Cole, Thomas

(1 February 1801 - 11 February 1848)

Born at Bolton-le-Moors, Lancashire, England, American Romantic landscape painter who was a founder of the Hudson River school.

Cole’s family immigrated first to Philadelphia and then settled in Steubenville, Ohio. He was trained by an itinerant portrait painter named Stein and then spent two years at the Pennsylvania Academy of the Fine Arts. In 1825 some of Cole’s landscapes in a New York shop window attracted the attention of Colonel John Trumbull and the painter Asher B. Durand. They bought his works and found him patrons, assuring his future success.
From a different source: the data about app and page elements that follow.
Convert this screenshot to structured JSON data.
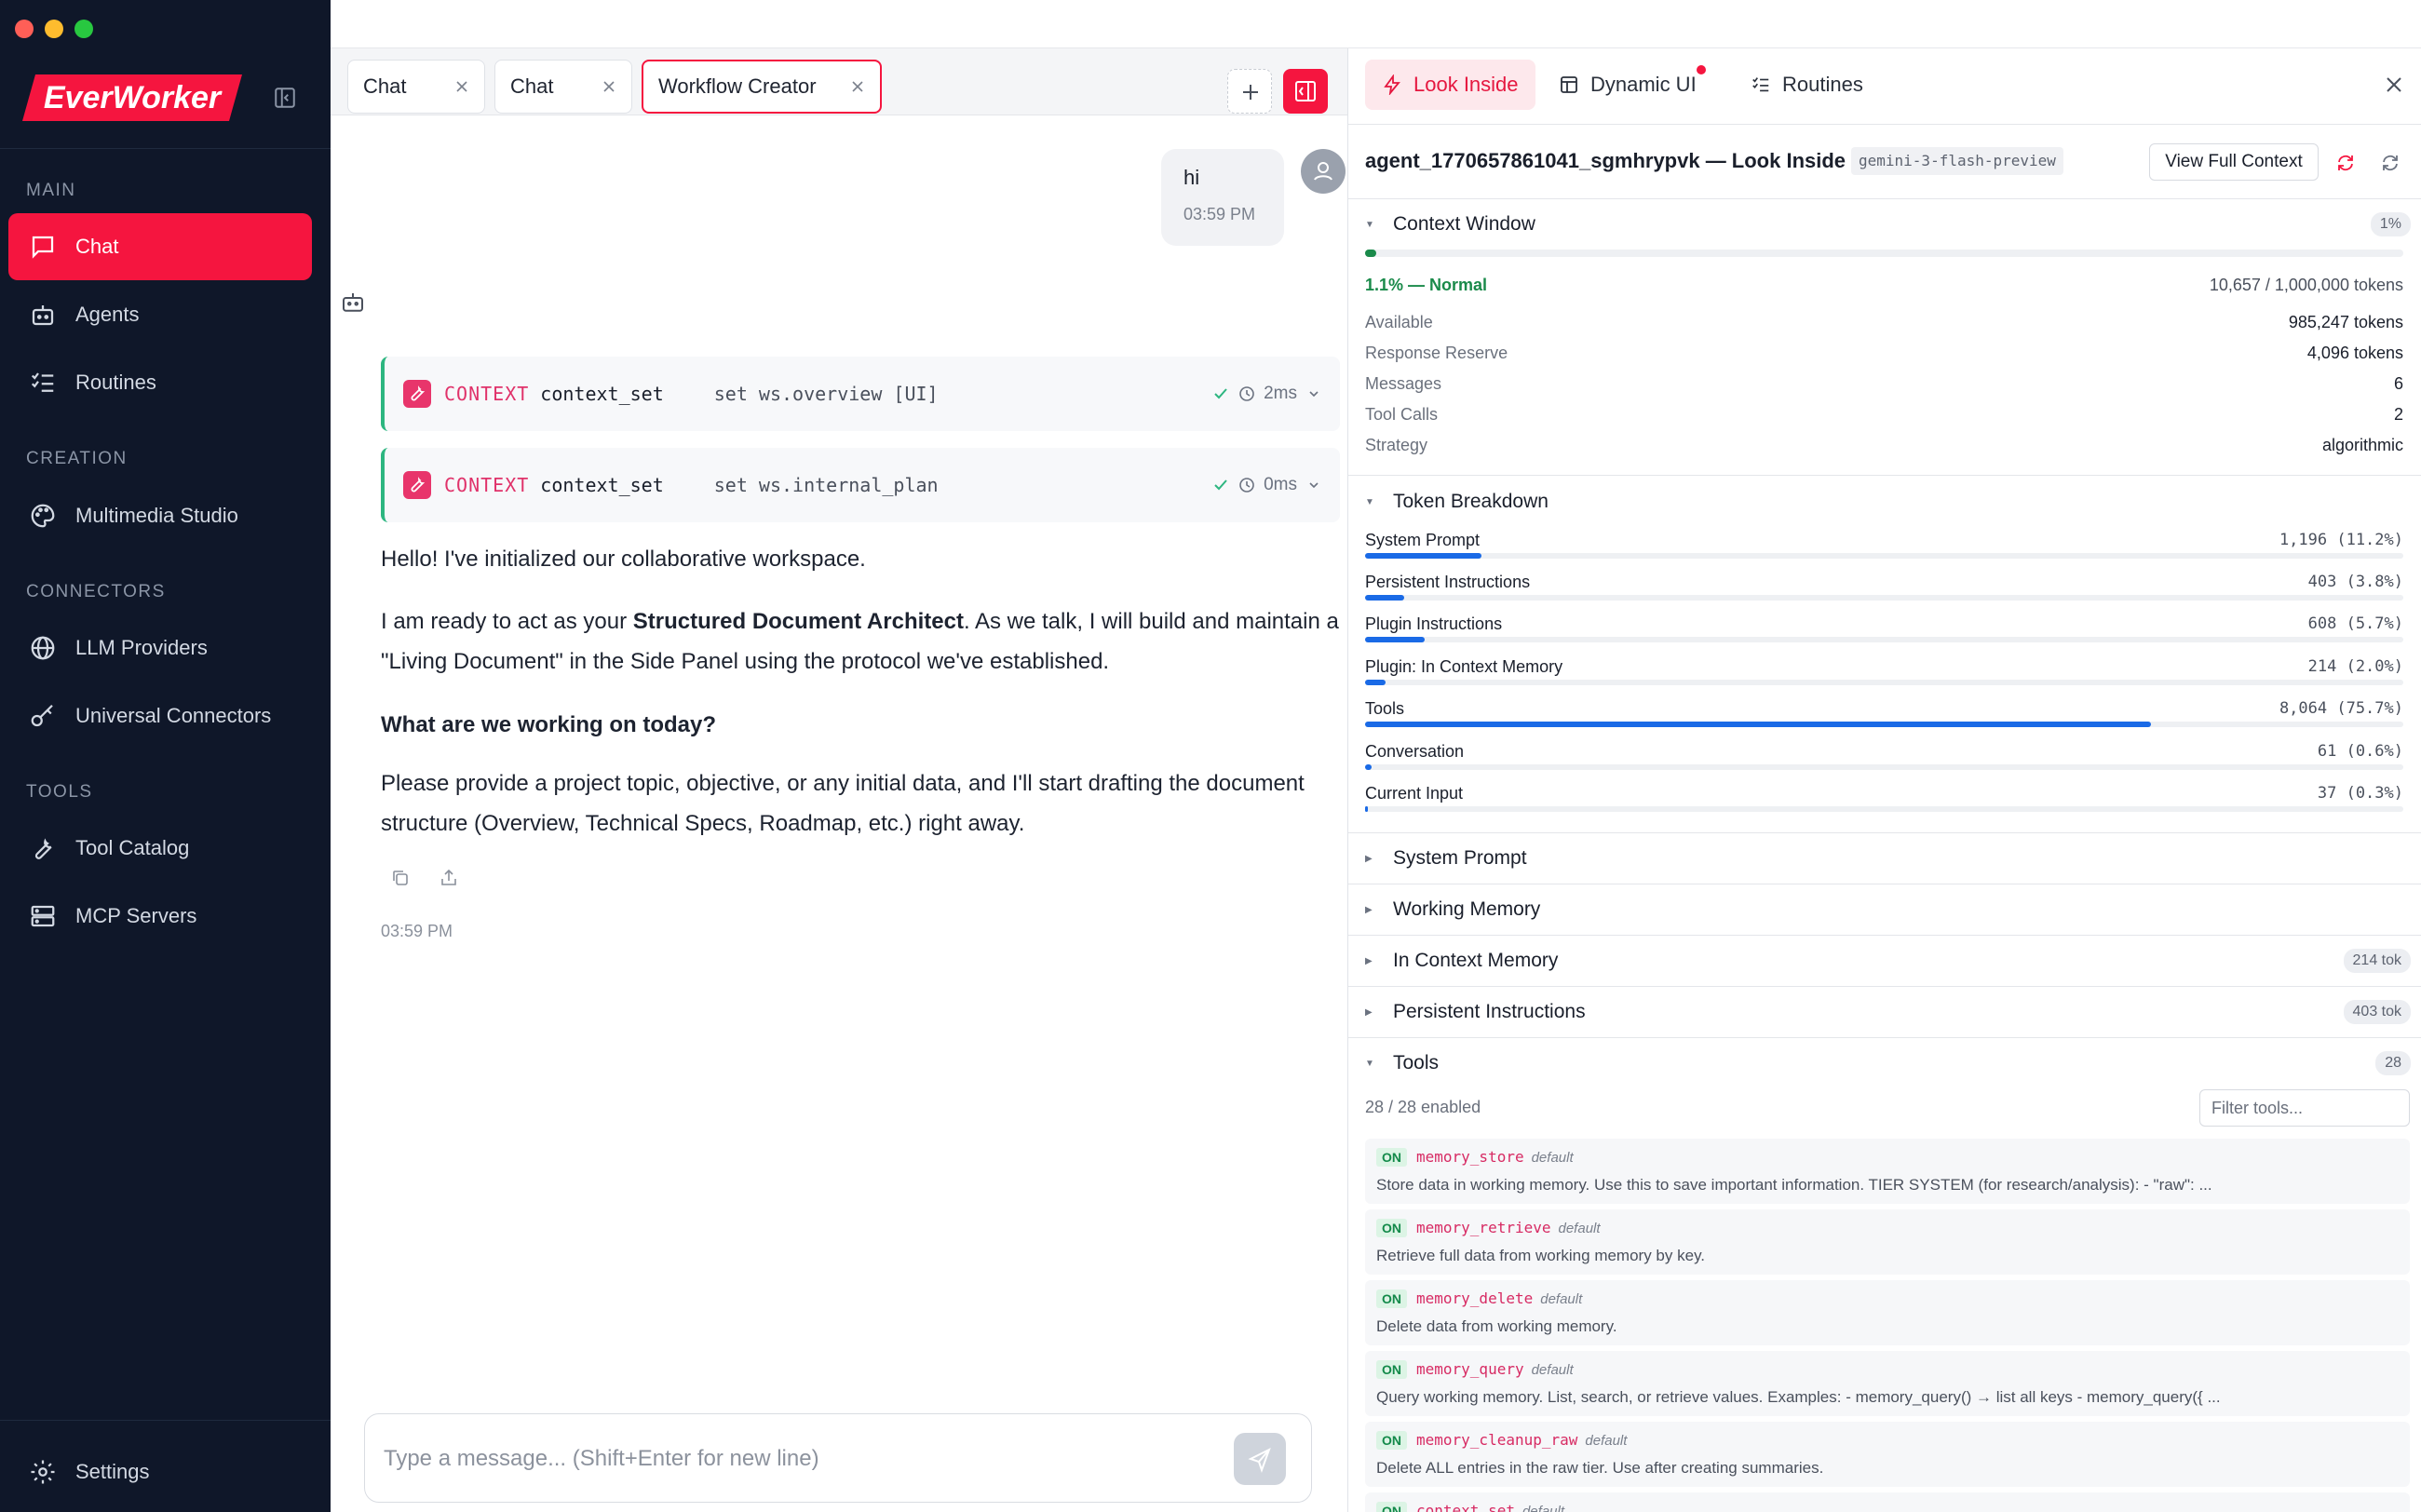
{
  "app": {
    "brand": "EverWorker",
    "brand_color": "#f5153f"
  },
  "sidebar": {
    "sections": {
      "main": "MAIN",
      "creation": "CREATION",
      "connectors": "CONNECTORS",
      "tools": "TOOLS"
    },
    "items": [
      {
        "label": "Chat",
        "icon": "chat-icon",
        "active": true
      },
      {
        "label": "Agents",
        "icon": "robot-icon"
      },
      {
        "label": "Routines",
        "icon": "checklist-icon"
      },
      {
        "label": "Multimedia Studio",
        "icon": "palette-icon"
      },
      {
        "label": "LLM Providers",
        "icon": "globe-icon"
      },
      {
        "label": "Universal Connectors",
        "icon": "key-icon"
      },
      {
        "label": "Tool Catalog",
        "icon": "wrench-icon"
      },
      {
        "label": "MCP Servers",
        "icon": "server-icon"
      }
    ],
    "settings": "Settings"
  },
  "tabs": [
    {
      "label": "Chat"
    },
    {
      "label": "Chat"
    },
    {
      "label": "Workflow Creator",
      "active": true
    }
  ],
  "chat": {
    "user_message": {
      "text": "hi",
      "time": "03:59 PM"
    },
    "tool_calls": [
      {
        "label": "CONTEXT",
        "name": "context_set",
        "args": "set ws.overview [UI]",
        "duration": "2ms"
      },
      {
        "label": "CONTEXT",
        "name": "context_set",
        "args": "set ws.internal_plan",
        "duration": "0ms"
      }
    ],
    "reply": {
      "p1": "Hello! I've initialized our collaborative workspace.",
      "p2_pre": "I am ready to act as your ",
      "p2_bold": "Structured Document Architect",
      "p2_post": ". As we talk, I will build and maintain a \"Living Document\" in the Side Panel using the protocol we've established.",
      "p3": "What are we working on today?",
      "p4": "Please provide a project topic, objective, or any initial data, and I'll start drafting the document structure (Overview, Technical Specs, Roadmap, etc.) right away.",
      "time": "03:59 PM"
    },
    "composer_placeholder": "Type a message... (Shift+Enter for new line)"
  },
  "panel": {
    "tabs": [
      {
        "label": "Look Inside",
        "icon": "bolt-icon",
        "active": true
      },
      {
        "label": "Dynamic UI",
        "icon": "layout-icon",
        "notify": true
      },
      {
        "label": "Routines",
        "icon": "checklist-icon"
      }
    ],
    "header": {
      "title": "agent_1770657861041_sgmhrypvk — Look Inside",
      "model": "gemini-3-flash-preview",
      "view_full_context": "View Full Context"
    },
    "context_window": {
      "title": "Context Window",
      "badge": "1%",
      "usage_percent": 1.1,
      "status": "1.1% — Normal",
      "status_color": "#1a8a4a",
      "tokens": "10,657 / 1,000,000 tokens",
      "rows": [
        {
          "k": "Available",
          "v": "985,247 tokens"
        },
        {
          "k": "Response Reserve",
          "v": "4,096 tokens"
        },
        {
          "k": "Messages",
          "v": "6"
        },
        {
          "k": "Tool Calls",
          "v": "2"
        },
        {
          "k": "Strategy",
          "v": "algorithmic"
        }
      ]
    },
    "token_breakdown": {
      "title": "Token Breakdown",
      "items": [
        {
          "k": "System Prompt",
          "v": "1,196 (11.2%)",
          "pct": 11.2
        },
        {
          "k": "Persistent Instructions",
          "v": "403 (3.8%)",
          "pct": 3.8
        },
        {
          "k": "Plugin Instructions",
          "v": "608 (5.7%)",
          "pct": 5.7
        },
        {
          "k": "Plugin: In Context Memory",
          "v": "214 (2.0%)",
          "pct": 2.0
        },
        {
          "k": "Tools",
          "v": "8,064 (75.7%)",
          "pct": 75.7
        },
        {
          "k": "Conversation",
          "v": "61 (0.6%)",
          "pct": 0.6
        },
        {
          "k": "Current Input",
          "v": "37 (0.3%)",
          "pct": 0.3
        }
      ]
    },
    "sections": [
      {
        "title": "System Prompt"
      },
      {
        "title": "Working Memory"
      },
      {
        "title": "In Context Memory",
        "badge": "214 tok"
      },
      {
        "title": "Persistent Instructions",
        "badge": "403 tok"
      }
    ],
    "tools": {
      "title": "Tools",
      "badge": "28",
      "enabled": "28 / 28 enabled",
      "filter_placeholder": "Filter tools...",
      "on_label": "ON",
      "default_label": "default",
      "items": [
        {
          "name": "memory_store",
          "desc": "Store data in working memory. Use this to save important information. TIER SYSTEM (for research/analysis): - \"raw\": ..."
        },
        {
          "name": "memory_retrieve",
          "desc": "Retrieve full data from working memory by key."
        },
        {
          "name": "memory_delete",
          "desc": "Delete data from working memory."
        },
        {
          "name": "memory_query",
          "desc": "Query working memory. List, search, or retrieve values. Examples: - memory_query() → list all keys - memory_query({ ..."
        },
        {
          "name": "memory_cleanup_raw",
          "desc": "Delete ALL entries in the raw tier. Use after creating summaries."
        },
        {
          "name": "context_set",
          "desc": ""
        }
      ]
    }
  }
}
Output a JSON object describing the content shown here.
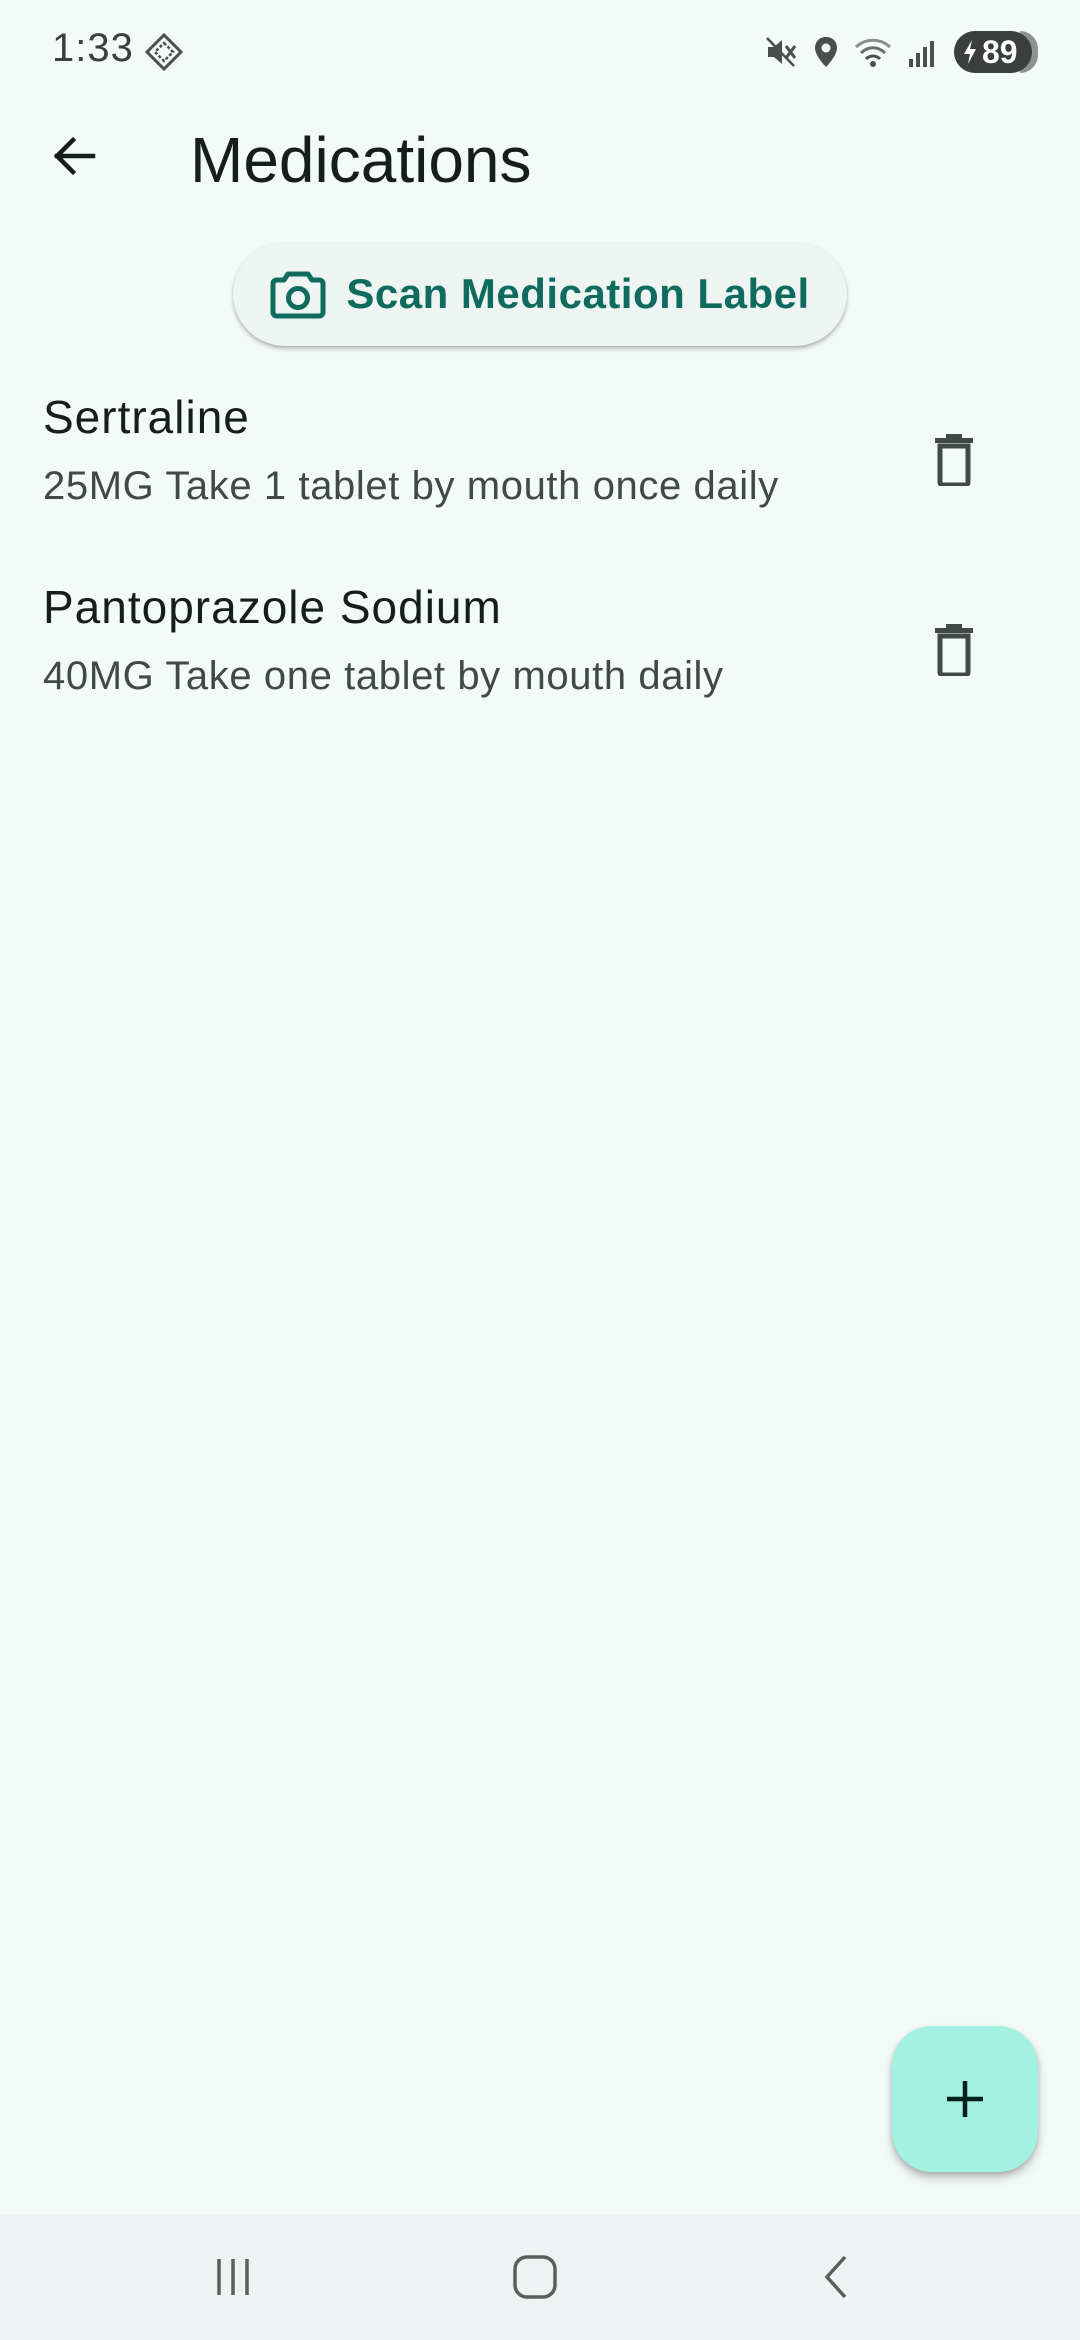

In 1826 Cole made his home in the village of Catskill, New York, on the western bank of the Hudson River. From there he frequently journeyed through the Northeast, primarily on foot, making pencil studies of the landscape. He used these sketches to compose paintings in his studio during the winter. One of Cole’s most effective landscape paintings, 'The Ox-Bow' (1846), was the result of pencil studies that he made in Massachusetts. Cole’s scenes of the Hudson River valley, reverently recorded, echo the loneliness and mystery of the North American forests. Cole could paint direct and factual landscapes recorded in minute detail, but he was also capable of producing grandiose and dramatic imaginary vistas using bold effects of light and chiaroscuro. When the human figure appears in his works, it is always subordinate to the majesty of the surrounding landscape.


Thomas Cole's First Studio in the Catskill, N.Y., by John Wm. Falconer.


Cole spent the years 1829-32 and 1841-42 abroad, mainly in Italy. He lived in Florence with the American sculptor Horatio Greenough. When Cole returned to the United States, he painted five huge canvases for a series titled 'The Course of Empire' (1836). The series was acquired by The New-York Historical Society in 1858 as a gift of the New-York Gallery of Fine Arts. These paintings are allegories on the progress of mankind based on the count de Volney’s Ruines; ou, méditations sur les révolutions des empires (1791).

The series of paintings depicts the growth and fall of an imaginary city, situated on the lower end of a river valley, near its meeting with a bay of the sea. The valley is distinctly identifiable in each of the paintings, in part because of an unusual landmark: a large boulder is precariously situated atop a crag overlooking the valley. Some critics believe this is meant to contrast the immutability of the earth with the transience of man.

A direct source of literary inspiration for The Course of Empire paintings is Byron's Childe Harold's Pilgrimage (1812–18). Cole quoted this verse, from Canto IV, in his newspaper advertisements for the series:
There is the moral of all human tales;
'Tis but the same rehearsal of the past.
First freedom and then Glory - when that fails,
Wealth, vice, corruption - barbarism at last.
And History, with all her volumes vast,
Hath but one page...

[ © britannica.com ]

Shortly before he died, Cole began still another series, 'The Cross of the World', which was of a religious nature.

Durand’s well-known painting Kindred Spirits (1849), painted in Cole’s memory the year after his death, paid tribute to Cole’s close friendship with the poet William Cullen Bryant.

Thomas Cole is regarded as the founder of the Hudson River School, an American art movement that flourished in the mid-19th century and was concerned with the realistic and detailed portrayal of nature but with a strong influence from Romanticism. This group of American landscape painters worked between about 1825 and 1870 and shared a sense of national pride as well as an interest in celebrating the unique natural beauty found in the United States. The wild, untamed nature found in America was viewed as its special character; Europe had ancient ruins, but America had the uncharted wilderness. As Cole's friend William Cullen Bryant sermonized in verse, so Cole sermonized in paint. Both men saw nature as God's work and as a refuge from the ugly materialism of cities. Cole clearly intended The Voyage of Life to be a didactic, moralizing series of paintings using the landscape as an allegory for religious faith.